__WHAT THE TASK REQUIRES__
From the data that follows, copy every line with the string "Abstract".
[[ RECORDS FOR THE EXERCISE, beginning ]]
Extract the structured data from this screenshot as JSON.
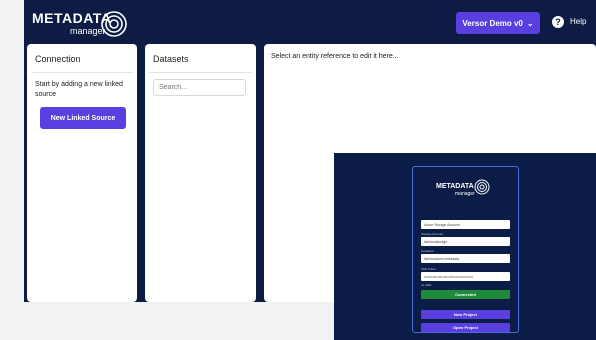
{
  "app": {
    "logo_text": "METADATA",
    "logo_sub": "manager",
    "env_button": "Versor Demo v0",
    "help_label": "Help"
  },
  "connection": {
    "title": "Connection",
    "text": "Start by adding a new linked source",
    "button": "New Linked Source"
  },
  "datasets": {
    "title": "Datasets",
    "search_placeholder": "Search..."
  },
  "editor": {
    "placeholder": "Select an entity reference to edit it here..."
  },
  "login": {
    "logo_text": "METADATA",
    "logo_sub": "manager",
    "auth_value": "Azure Storage Account",
    "storage_label": "Storage Account",
    "storage_value": "labrhovstorage",
    "container_label": "Container",
    "container_value": "labrhovstore-metadata",
    "sas_label": "SAS Token",
    "sas_value": "••••••••••••••••••••••••••••••••••••••••",
    "sas_hint": "no valid",
    "connect_button": "Connected",
    "new_project": "New Project",
    "open_project": "Open Project"
  }
}
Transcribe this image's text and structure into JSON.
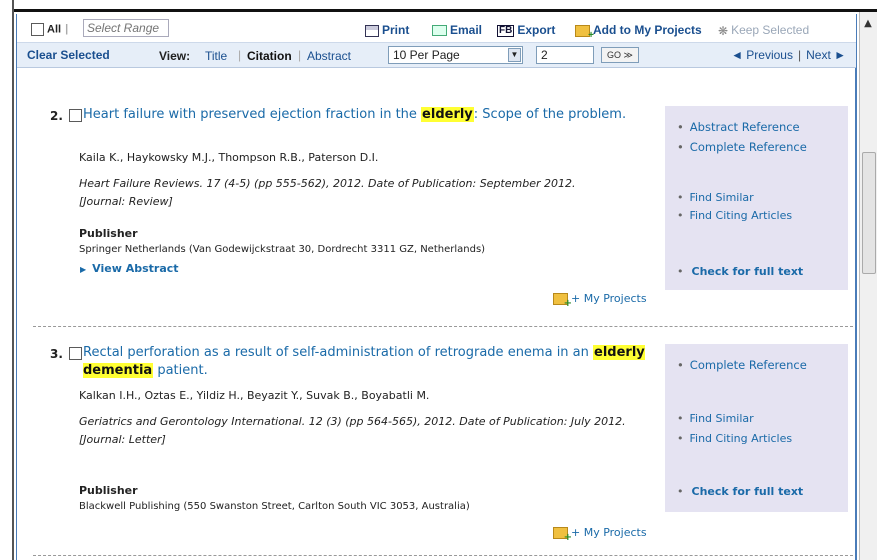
{
  "toolbar": {
    "all_label": "All",
    "range_placeholder": "Select Range",
    "print_label": "Print",
    "email_label": "Email",
    "export_label": "Export",
    "add_projects_label": "Add to My Projects",
    "keep_selected_label": "Keep Selected"
  },
  "viewbar": {
    "clear_selected": "Clear Selected",
    "view_label": "View:",
    "opt_title": "Title",
    "opt_citation": "Citation",
    "opt_abstract": "Abstract",
    "active_view": "Citation",
    "per_page_value": "10 Per Page",
    "page_value": "2",
    "go_label": "GO ≫",
    "previous": "◄ Previous",
    "next": "Next ►"
  },
  "records": [
    {
      "number": "2.",
      "title_before": "Heart failure with preserved ejection fraction in the ",
      "title_highlight": "elderly",
      "title_after": ": Scope of the problem.",
      "authors": "Kaila K., Haykowsky M.J., Thompson R.B., Paterson D.I.",
      "source": "Heart Failure Reviews. 17 (4-5) (pp 555-562), 2012. Date of Publication: September 2012.",
      "doc_type": "[Journal: Review]",
      "publisher_label": "Publisher",
      "publisher": "Springer Netherlands (Van Godewijckstraat 30, Dordrecht 3311 GZ, Netherlands)",
      "view_abstract": "View Abstract",
      "my_projects": "+ My Projects",
      "side": {
        "abstract_ref": "Abstract Reference",
        "complete_ref": "Complete Reference",
        "find_similar": "Find Similar",
        "find_citing": "Find Citing Articles",
        "full_text": "Check for full text"
      }
    },
    {
      "number": "3.",
      "title_before": "Rectal perforation as a result of self-administration of retrograde enema in an ",
      "title_highlight": "elderly dementia",
      "title_after": " patient.",
      "authors": "Kalkan I.H., Oztas E., Yildiz H., Beyazit Y., Suvak B., Boyabatli M.",
      "source": "Geriatrics and Gerontology International. 12 (3) (pp 564-565), 2012. Date of Publication: July 2012.",
      "doc_type": "[Journal: Letter]",
      "publisher_label": "Publisher",
      "publisher": "Blackwell Publishing (550 Swanston Street, Carlton South VIC 3053, Australia)",
      "my_projects": "+ My Projects",
      "side": {
        "complete_ref": "Complete Reference",
        "find_similar": "Find Similar",
        "find_citing": "Find Citing Articles",
        "full_text": "Check for full text"
      }
    }
  ],
  "colors": {
    "link": "#1a6aa8",
    "highlight": "#ffff33",
    "sidebar_bg": "#e5e3f2",
    "toolbar_bg": "#e6eef8"
  }
}
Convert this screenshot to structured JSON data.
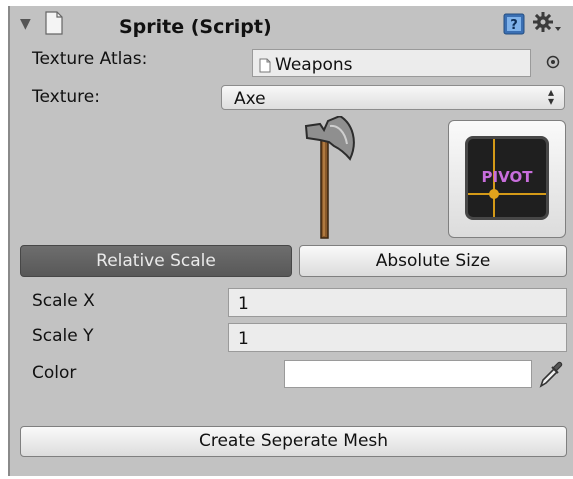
{
  "component": {
    "title": "Sprite (Script)",
    "help_icon": "help-book-icon",
    "settings_icon": "gear-dropdown-icon"
  },
  "fields": {
    "texture_atlas": {
      "label": "Texture Atlas:",
      "value": "Weapons"
    },
    "texture": {
      "label": "Texture:",
      "value": "Axe"
    }
  },
  "preview": {
    "image": "axe-sprite",
    "pivot_label": "PIVOT"
  },
  "scale_mode": {
    "relative_label": "Relative Scale",
    "absolute_label": "Absolute Size",
    "selected": "Relative Scale"
  },
  "scale": {
    "x_label": "Scale X",
    "x_value": "1",
    "y_label": "Scale Y",
    "y_value": "1"
  },
  "color": {
    "label": "Color",
    "value": "#ffffff"
  },
  "actions": {
    "create_mesh_label": "Create Seperate Mesh"
  },
  "colors": {
    "panel_bg": "#c2c2c2",
    "active_button": "#636363",
    "pivot_text": "#c86edc"
  }
}
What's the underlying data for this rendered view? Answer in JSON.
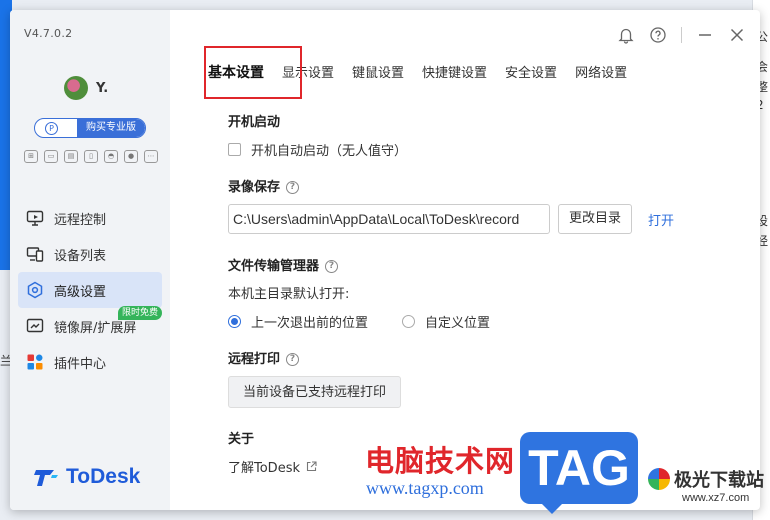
{
  "app": {
    "version": "V4.7.0.2",
    "user_name": "Y.",
    "pro_label": "购买专业版",
    "pro_icon_letter": "P",
    "logo_text": "ToDesk",
    "brand_color": "#1f5bd9",
    "accent_color": "#2f6fdc"
  },
  "sidebar": {
    "items": [
      {
        "label": "远程控制",
        "icon": "remote-control-icon"
      },
      {
        "label": "设备列表",
        "icon": "device-list-icon"
      },
      {
        "label": "高级设置",
        "icon": "advanced-settings-icon",
        "active": true
      },
      {
        "label": "镜像屏/扩展屏",
        "icon": "mirror-screen-icon",
        "badge": "限时免费"
      },
      {
        "label": "插件中心",
        "icon": "plugin-center-icon"
      }
    ]
  },
  "tabs": [
    {
      "label": "基本设置",
      "active": true
    },
    {
      "label": "显示设置"
    },
    {
      "label": "键鼠设置"
    },
    {
      "label": "快捷键设置"
    },
    {
      "label": "安全设置"
    },
    {
      "label": "网络设置"
    }
  ],
  "startup": {
    "title": "开机启动",
    "checkbox_label": "开机自动启动（无人值守）",
    "checked": false
  },
  "recording": {
    "title": "录像保存",
    "path": "C:\\Users\\admin\\AppData\\Local\\ToDesk\\record",
    "change_button": "更改目录",
    "open_link": "打开"
  },
  "file_transfer": {
    "title": "文件传输管理器",
    "sub_label": "本机主目录默认打开:",
    "options": [
      {
        "label": "上一次退出前的位置",
        "selected": true
      },
      {
        "label": "自定义位置",
        "selected": false
      }
    ]
  },
  "remote_print": {
    "title": "远程打印",
    "button": "当前设备已支持远程打印"
  },
  "about": {
    "title": "关于",
    "link": "了解ToDesk"
  },
  "watermark": {
    "cn_text": "电脑技术网",
    "url": "www.tagxp.com",
    "tag": "TAG",
    "site_name": "极光下载站",
    "site_url": "www.xz7.com"
  },
  "background_fragments": [
    "公",
    "会",
    "整",
    "2",
    "设",
    "经",
    "兰"
  ]
}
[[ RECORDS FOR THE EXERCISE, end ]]
__SOLUTION FOR THIS PROBLEM__
    "opt_abstract": "Abstract",
      "view_abstract": "View Abstract",
        "abstract_ref": "Abstract Reference",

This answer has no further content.